“When Kim Jong Un first came to power, I was hopeful that he would make reasonable and rational decisions to save North Korea from poverty, but I soon fell into despair watching him purging officials for no proper reasons,” Thae said during his first news conference with foreign media Wednesday.
“Low-level dissent or criticism of the regime, until recently unthinkable, is becoming more frequent,” said Thae, who spoke in fluent, British-accented English.
“We have to spray gasoline on North Korea, and let the North Korean people set fire to it.”
Thae, 54, has said publicly that dissatisfaction with Kim prompted him to flee his post. Two university-age sons living with him and his wife in London also defected with him.
North and South Korea are technically still at war because their 1950-53 conflict ended in a truce, not a peace treaty. The North, which is subject to UN sanctions over its nuclear and missile programs, regularly threatens to destroy the South and its main ally, the United States.
Thae is the most senior official to have fled North Korea and entered public life in the South since the 1997 defection of Hwang Jang Yop, the brains behind the North’s governing ideology, “Juche,” which combines Marxism and extreme nationalism.
Today’s North Korean system had “nothing to do with true communism,” Thae said, adding that the elite, like himself, had watched with unease as countries like Cambodia, Vietnam and the former Soviet Union embraced economic and social reforms.
Thae has said more North Korean diplomats are waiting in Europe to defect to South Korea.
North Korea still outwardly professes to maintain a Soviet-style command economy, but for years a thriving network of informal markets and person-to-person trading has become the main source of food and money for ordinary people.
Fully embracing these reforms would end Kim Jong Un’s rule, Thae said. Asked if Kim’s brother, Kim Jong Chol, could run the country instead, Thae remained skeptical.
“Kim Jong Chol has no interest in politics. He is only interested in music,” Thae said.
“He’s only interested in Eric Clapton. If he was a normal man, I’m sure he’d be a very good professional guitarist.”
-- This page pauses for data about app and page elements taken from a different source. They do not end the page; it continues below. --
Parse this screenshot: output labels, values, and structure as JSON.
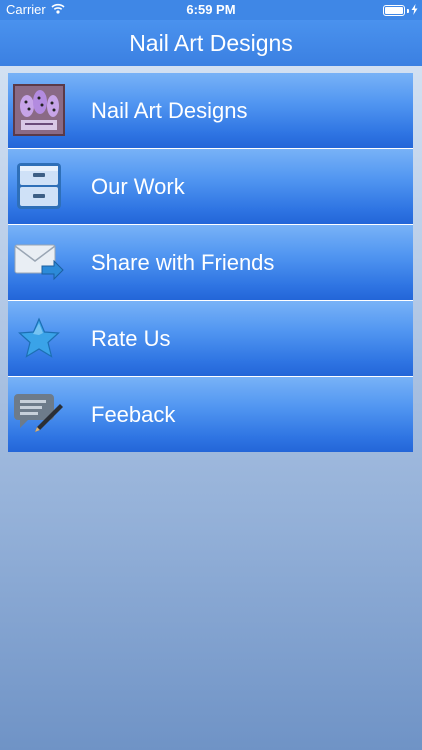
{
  "status_bar": {
    "carrier": "Carrier",
    "time": "6:59 PM",
    "battery_level": 1.0
  },
  "nav": {
    "title": "Nail Art Designs"
  },
  "menu": {
    "items": [
      {
        "label": "Nail Art Designs",
        "icon": "nail-art-thumbnail-icon"
      },
      {
        "label": "Our Work",
        "icon": "drawer-cabinet-icon"
      },
      {
        "label": "Share with Friends",
        "icon": "envelope-share-icon"
      },
      {
        "label": "Rate Us",
        "icon": "star-icon"
      },
      {
        "label": "Feeback",
        "icon": "chat-pencil-icon"
      }
    ]
  },
  "colors": {
    "nav_bar": "#3b80e2",
    "menu_item_top": "#78b2f7",
    "menu_item_bottom": "#2366d8"
  }
}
Of particular concern is Thae Yong Ho's assertion (toward the end of the video) that Kim Jong Un would readily press the nuclear button if he saw his regime threatened. North Korea already possesses nuclear warheads and is in the process of testing missiles that could soon have the capability of reaching the United States.
[Sorry, the video interview originally posted here no longer exists.]